Berkhemer, and a wonderful installation by Pascale Marthine Tayou. An eclectic
artist, he filled the space with freakish colorful abstract drawings, neatly
framed, and a massive log of wood turned upside down. Titled She & He,
it featured two long piles of broken slides, badly glued together, but with
two neat cds underneath to act like coasters. A beautiful metaphor of the
contradictions of the modern couple.
far as Italian galleries are concerned, not much novelty was displayed. As usual
Massimo Minini and S.A.L.E.S. had the strongest Italian work on view, but I was
also pleasantly surprised by the quality of upcoming Amste. A young gallery from
Lissone, it featured Cesare Biratoni, Marjan Laaper, Jennifer Nuss, Adriano
Persiani and Tomas Vu Daniel, and all of them are worth the mention. Definitely
a gallery to keep an eye on.

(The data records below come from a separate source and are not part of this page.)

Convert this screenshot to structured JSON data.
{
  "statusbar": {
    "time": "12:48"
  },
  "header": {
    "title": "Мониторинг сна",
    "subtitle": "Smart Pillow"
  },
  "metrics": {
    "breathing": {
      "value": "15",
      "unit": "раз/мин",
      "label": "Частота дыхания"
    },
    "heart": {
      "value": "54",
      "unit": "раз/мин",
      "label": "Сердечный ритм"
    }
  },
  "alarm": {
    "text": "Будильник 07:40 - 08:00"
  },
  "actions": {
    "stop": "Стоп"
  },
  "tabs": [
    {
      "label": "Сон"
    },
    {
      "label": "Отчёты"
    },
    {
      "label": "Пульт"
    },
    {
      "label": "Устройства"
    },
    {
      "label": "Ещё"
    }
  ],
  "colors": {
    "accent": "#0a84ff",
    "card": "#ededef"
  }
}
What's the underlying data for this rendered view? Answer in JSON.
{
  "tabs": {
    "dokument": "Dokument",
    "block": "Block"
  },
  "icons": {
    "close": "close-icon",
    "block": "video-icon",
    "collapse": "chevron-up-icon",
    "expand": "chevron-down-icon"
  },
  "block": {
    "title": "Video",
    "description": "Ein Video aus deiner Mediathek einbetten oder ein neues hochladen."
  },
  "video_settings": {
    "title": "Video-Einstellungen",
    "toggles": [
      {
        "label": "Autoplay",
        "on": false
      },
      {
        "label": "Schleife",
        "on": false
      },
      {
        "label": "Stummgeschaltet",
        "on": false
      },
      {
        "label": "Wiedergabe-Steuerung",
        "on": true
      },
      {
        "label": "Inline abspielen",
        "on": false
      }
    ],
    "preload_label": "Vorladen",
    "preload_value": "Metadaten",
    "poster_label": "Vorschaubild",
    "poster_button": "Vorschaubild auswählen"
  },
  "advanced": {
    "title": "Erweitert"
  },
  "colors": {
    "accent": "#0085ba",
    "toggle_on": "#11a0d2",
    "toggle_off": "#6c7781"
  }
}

the rest, I was interested in seeing a definite improvement in the quality of
many “photoshop works”, namely a wonderful Flemish-like “painting” by Emily
Allchurch, presented by Galica, an obsessively repeated portrait of a young girl
by Claudia Rogge at Galerie Voss, and some amazing areal views by Hiroyuki
Masuyama at Studio La Città that made you re-live your last flight in one,
single, very long photograph.
was big this year, and I found some very interesting pieces that – if I were a
collector – I would definitely think about taking home. A Grizzly Little
Fucker by David Mach, funny Chewing gum boys by Tommi Toija, a
strange metal cityscape by Baltazar Torres, some awesome fabric heads by Louise
Bourgeois, excellent flying rubbish by David Lindberg, and a saddening,
beautiful radio-video-robot piece by Nam June Paik, who died while the fair was
up. Let’s hope the great video master career will be celebrated with the major
retrospective he deserves.
best experience of this art fair was, for me, the possibility of admiring
L’esprit Nouveau from the inside. It’s a little satellite pavilion that
Le Corbusier designed in 1925 as an art space, featuring a housing module
replicable on two floors and a circular-shape annex. It was built in 1977 and it
is regarded as a manifesto of modern architecture and Functionalism. All my life
I found the building closed to the
public, and when I finally entered I was not disappointed. Although slightly
crammed with artworks from emerging galleries, the space revealed itself with
the purpose of what it was designed for: a living/working space for an artist.
The easiness of the feeling of the space inside it is rather hard to describe,
but it was indeed a highly enjoyable experience and, as an artist, it made me
really feel at home. It’s a shame modules like that are not available to artists